Milky way DSLR photography
Milky Way shot taken by me using High ISO
Once you spot the Milky Way with your eyes, don't forget to pause and admire the astonishing view before taking photos. It is such a good feeling to be able to see something expanding across the whole sky. Hope this post would help you in your Milky Way photography adventures.


Share the photography love by sharing this post.:)

Comments

Popular posts from this blog

sRGB vs Adobe RGB colour space explained

Digital images are everywhere, both offline and online. Each digital image is made up of a large number of square sized individual pixels. Zoom into an image at 2000 % or more in any of the viewers, you will see these pixels. Here is an example:


In order to categorize pixel colours, RGB and CMYK are the two widely used colour models. According to the RGB colour model, each pixel colour can be considered as an addition of different shades of red/green/blue light. These light shades are calculated according to the bit depth of the image.
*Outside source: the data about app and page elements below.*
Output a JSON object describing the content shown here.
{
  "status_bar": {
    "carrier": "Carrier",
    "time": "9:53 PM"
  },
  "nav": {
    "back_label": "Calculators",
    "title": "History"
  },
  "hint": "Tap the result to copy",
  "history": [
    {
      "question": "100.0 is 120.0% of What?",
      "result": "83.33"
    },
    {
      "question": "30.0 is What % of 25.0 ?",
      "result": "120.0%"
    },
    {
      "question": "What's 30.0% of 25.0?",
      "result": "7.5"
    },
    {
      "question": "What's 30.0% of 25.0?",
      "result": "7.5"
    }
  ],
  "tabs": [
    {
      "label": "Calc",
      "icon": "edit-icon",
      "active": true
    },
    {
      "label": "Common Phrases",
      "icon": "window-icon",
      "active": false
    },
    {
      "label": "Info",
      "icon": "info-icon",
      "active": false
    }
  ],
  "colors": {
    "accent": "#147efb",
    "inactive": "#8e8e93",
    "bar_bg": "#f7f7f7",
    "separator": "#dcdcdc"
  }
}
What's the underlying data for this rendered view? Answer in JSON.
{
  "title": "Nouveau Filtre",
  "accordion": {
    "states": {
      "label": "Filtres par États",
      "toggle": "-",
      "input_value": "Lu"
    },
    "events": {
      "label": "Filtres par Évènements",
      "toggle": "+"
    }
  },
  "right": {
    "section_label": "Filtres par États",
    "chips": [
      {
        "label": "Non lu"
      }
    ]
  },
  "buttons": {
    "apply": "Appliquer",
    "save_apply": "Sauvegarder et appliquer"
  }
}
Jpeg images are usually 8 bits per colour channel (red, blue or green), which means 2^8 ( 256) different shades of each red/blue/green colour are possible. Few examples to make it clear how different colours shades are represented:
Red: (255, 0, 0)
Green: (0,255,0)
Blue: (0,0,255)
White: (255, 255, 255)
Black:  (0,0,0)



What does CMYK do? It is a subtractive colour model for printing purposes and stands for Cyan, Magenta, Yellow and Black. According to …

Digital photography histogram explained for better photos

The ability to read histograms in digital photography is an excellent skill that every photographer should have. Getting a properly exposed shot is crucial when it comes to photography, and using the histogram is a solid way to achieve it. That 2 to 3 inch LCD screen located on digital cameras is only a quick way to look at the photo exposure and its details. In harsh lighting or vivid ambient lighting conditions, it can prove to be misleading to the human eye. Sometimes the LCD brightness level can also create issues with judging the exposure of a shot. So what does histogram explain about an image? How can histogram help you to take better images? In this beginner-friendly post, I will try to answer these questions. You can consider it as a tutorial or cheat sheet for digital photography histograms.
Photography histogram image examples: The histogram is basically a mathematical way of representing data, and it applies to digital image information too. In digital photography, histogr…

Darktable vs Lightroom Classic CC

I first heard about Darktable software in 2016 and actually was quite fascinated with the name itself.  Within a few hours of hearing about it, I went to the official Darktable website and downloaded it on my Linux machine. Have been using it for quite a while now alongside Adobe Lightroom Classic CC and hence decided to write this small review post. If you are looking for a free Adobe Lightroom alternative, this might be or might not be for you depending on what you need.  Darktable is a free open source post-processing software which can do non-destructive RAW photo editing and photo management. Non-destructive means it does not change the original RAW file, all the edits are written to a sidecar file. It has evolved through so many phases of bug fixing and operating system compatibility. The latest version is available for Linux, MacOS, and Windows. Being an open source software it doesn't surprise me that it is available in 21 language translations. That's the power of op…